Nor is an accepted friend request a green light that means, “Go!” Don’t head straight to her profile to start liking photos and commenting on posts, as that’s both overwhelming and alarming. If you don’t know each other, start slow by simply reacting to posts as they appear organically. This goes both ways — you don’t know her either, so what if you’re completely at odds ideologically? What if her posts are categorically awful? You need to gather context just as much as she does, so take your time and stay in your lane without putting all your focus on her.
Keep It Platonic
It’s exhausting to exist under the designated status of sexual prey both online and off, so please don’t be too horny on the timeline. (We can see when you post thirst comments on the Big Titty Bot catfish accounts on Instagram, Logan, and we’re very embarrassed for you.) Women take meticulous mental notes on who responds to a certain content and how, and compliments on selfies don’t carry the weight of a thoughtful response to an earnest text post.
Some women are totally down to flirt online, but they’ll usually communicate that desire by engaging with you on the same level. It’s nearly 2019, my dudes — the idea that men always need to be the aggressor is outdated. If she’s into you, she’ll let you know.
Either way, under no circumstances does any woman want to see a penis without asking to, and begging for nudes will forever designate you a sex pest that’s one message away from a public screenshot callout post.
Think Before You Send
Before you comment on a post, think critically about whether or not you’re adding something of value or if your voice belongs there. Are you about to answer a question that wasn’t even asked? Back it up, bud! Poor reading comprehension is a standout issue that most women face from men on social media, which is yet another amplified real-life problem: You’re not actually listening to us.
If you find yourself wanting to argue with a woman on a post she made, examine why you want to remain friends with someone who pisses you off that much. Is it really worth your time and energy to dwell on that negativity? Take a note from all women online and unfriend, block or mute. Life is stressful enough these days, and we all deserve a curated feed that doesn’t add to the bullshit. Basically: If you feel compelled to play devil’s advocate on a woman’s post, a simple solution would be to delete your account and go live in the woods.

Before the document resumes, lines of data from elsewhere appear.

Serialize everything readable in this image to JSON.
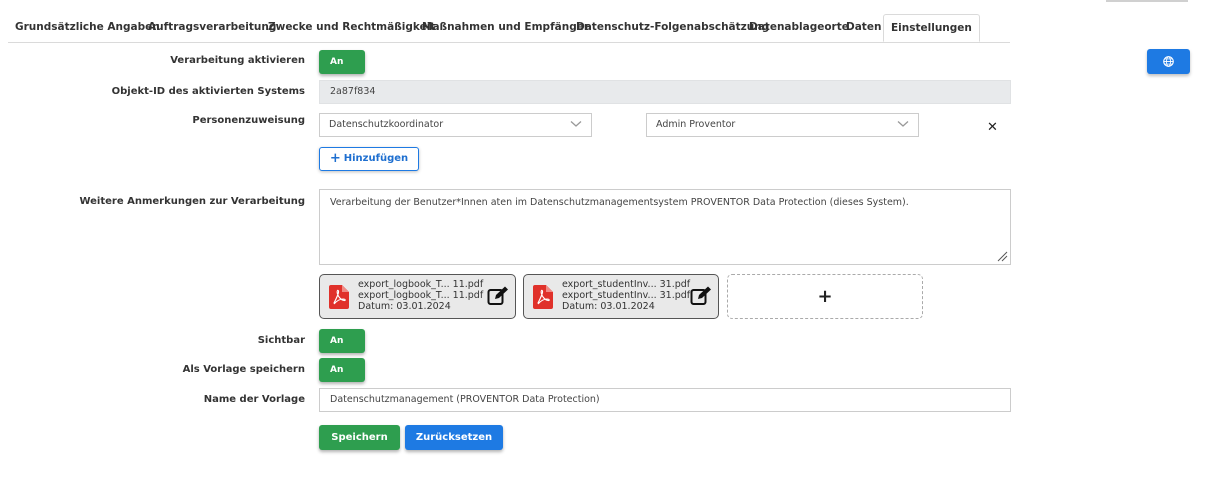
{
  "tabs": [
    {
      "label": "Grundsätzliche Angaben"
    },
    {
      "label": "Auftragsverarbeitung"
    },
    {
      "label": "Zwecke und Rechtmäßigkeit"
    },
    {
      "label": "Maßnahmen und Empfänger"
    },
    {
      "label": "Datenschutz-Folgenabschätzung"
    },
    {
      "label": "Datenablageorte"
    },
    {
      "label": "Daten"
    },
    {
      "label": "Einstellungen"
    }
  ],
  "active_tab": "Einstellungen",
  "form": {
    "activate_label": "Verarbeitung aktivieren",
    "activate_value": "An",
    "object_id_label": "Objekt-ID des aktivierten Systems",
    "object_id_value": "2a87f834",
    "person_label": "Personenzuweisung",
    "person_role": "Datenschutzkoordinator",
    "person_name": "Admin Proventor",
    "add_button": "Hinzufügen",
    "notes_label": "Weitere Anmerkungen zur Verarbeitung",
    "notes_value": "Verarbeitung der Benutzer*Innen aten im Datenschutzmanagementsystem PROVENTOR Data Protection (dieses System).",
    "files": [
      {
        "line1": "export_logbook_T...  11.pdf",
        "line2": "export_logbook_T...  11.pdf",
        "date": "Datum: 03.01.2024"
      },
      {
        "line1": "export_studentInv...  31.pdf",
        "line2": "export_studentInv...  31.pdf",
        "date": "Datum: 03.01.2024"
      }
    ],
    "add_file_symbol": "+",
    "visible_label": "Sichtbar",
    "visible_value": "An",
    "template_label": "Als Vorlage speichern",
    "template_value": "An",
    "template_name_label": "Name der Vorlage",
    "template_name_value": "Datenschutzmanagement (PROVENTOR Data Protection)",
    "save_button": "Speichern",
    "reset_button": "Zurücksetzen"
  },
  "icons": {
    "globe": "globe-icon",
    "chevron": "chevron-down-icon",
    "close": "close-icon",
    "pdf": "pdf-file-icon",
    "edit": "edit-icon",
    "plus": "plus-icon"
  },
  "colors": {
    "green": "#2e9e4f",
    "blue": "#1e7ae3",
    "pdf_red": "#e0312a"
  }
}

Read the Contextual Clues
A comment with zero likes or responses is the social media equivalent of a nonverbal response, a cautious smile followed by looking the other way as a function of de-escalation. And so, if your comment is among many and all of the others are liked and engaged with but yours is not, you’ve swerved out of your lane. The same goes for unanswered private messages. This is a learning opportunity to read the room and should inform any future interactions.
One of the most common social fuckups women cite is when they’ve posted something somber, personal and earnest that’s met with a completely inappropriate response from a man who clearly didn’t read the full post. READ THE CAPTION. In other words, don’t be that guy who comments, “You look STUNNING” on a post about a recent mass shooting.
Social media interaction can take sharp downturns because it’s easy to misinterpret tone or take something the wrong way via text. At the same time, it also magnifies men’s shitty IRL social behavior, like not listening or demanding that their take, however unwanted, be heard. Just because you have the option of commenting on social media doesn’t mean that you should. Would you go to a woman’s house and ring her doorbell just to tell her your opinion? (If so, please go to jail now.) Her posts are her personal space. Like any other social environment, there are rules and expectations to adhere to on social media. I mean, we’re trying to do a whole-ass society over here!
Now go forth, ye Good Boys of Online, and politely click like on precisely one post.